and because they feed almost exclusively on mollusks, this exotic species
not only has the potential to adversely impact endangered mollusk
populations, but to drive some mollusk species to extinction. In order to
protect our nation's endangered molluscan fauna it is imperative that
black carp be listed as injurious and eliminated from North America.

The Freshwater Mollusk Conservation Society, Mississippi Interstate
Cooperative Resource Association, American Fisheries Society (the nations
largest society of fisheries professionals), and others have called for
the elimination of all black carp stocks in North America. Additionally,
scientists at the USGS/Biological Resources Science Center in Gainesville
Florida have developed and published a detailed risk assessment on the
black carp's potential for harm to the environment. They concluded that
there was a high risk to aquatic resources if this species were to escape
and proliferate. I urge you to contact U.S. Fish & Wildlife Service
(USFWS) field staff, state fisheries biologists, and others to solicit
their expertise and opinions on this issue. By working together we can
help solve the trematode problem faced by the catfish farmers without
allowing the use the of black carp as the method of choice for control of
the trematode's snail hosts.

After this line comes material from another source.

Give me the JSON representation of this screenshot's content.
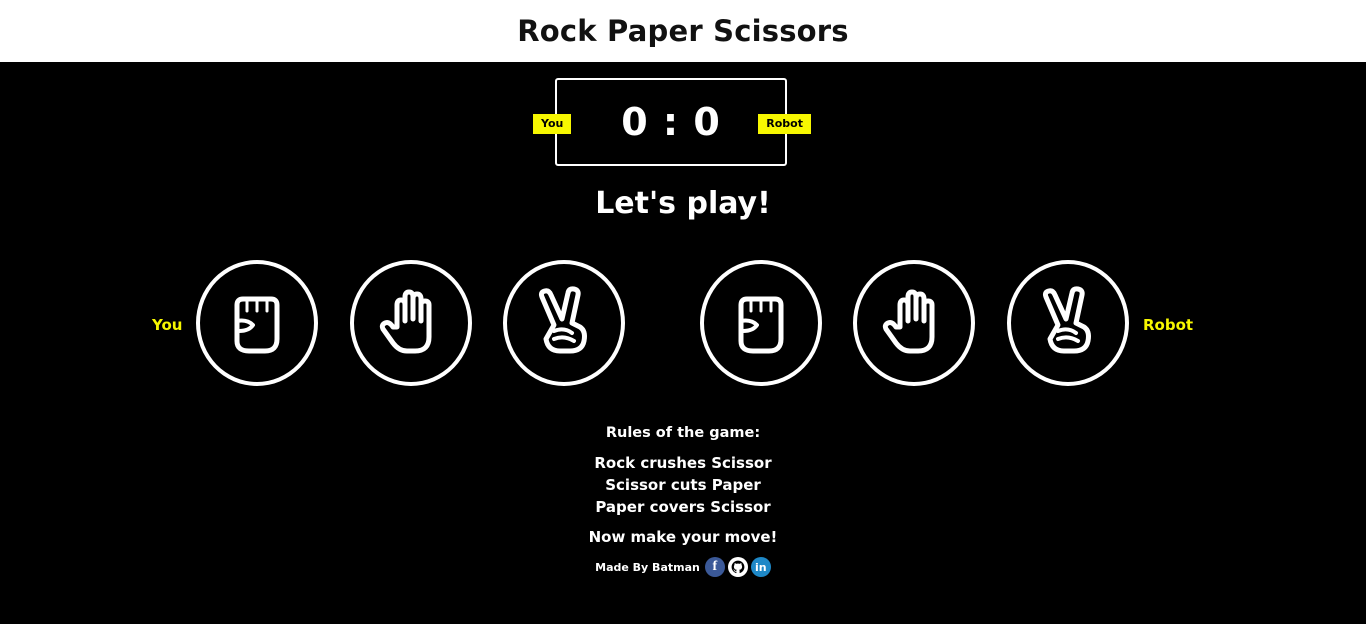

The issue of using so-called triploid or genetically sterile fish as a
management tool or policy to prevent the spread of black carp also raises
significant concern. This technique has been tried for other species, and
while some success has been shown in slowing down the spread of the
target species; there are no demonstrated cases where such use has
totally prevented the eventual escape of fertile individuals. In fact,
the other Asian carp species (silver, bighead, and grass), supposedly
under theoretical control by using triploids have escaped into U.S.
waters, and all have been able to establish themselves and reproduce in
the wild. Recent fish kill investigations in backwater pools of the upper
Mississippi River, for example, have documented up to 97% of the fish
collected as Asian carp. These large numbers of exotic species are
undoubtedly producing significant negative impacts on the River's native
fish fauna. The use of triploid black carp is NOT a viable option. Even
if the technique did work, escaped genetically sterile fish can still
consume large numbers of mollusks throughout their lives.

As USFWS Director you need to do everything within your power to see that
the black carp does not escape to the wild and proliferate as all of the
other Asian carp species have. The choice on this issue is clear, if
protecting the nations endangered aquatic resources and helping to
control the spread of exotic species is a priority of the USFWS, then I
urge you to act now to rid North America of this exotic fish while there
is still time.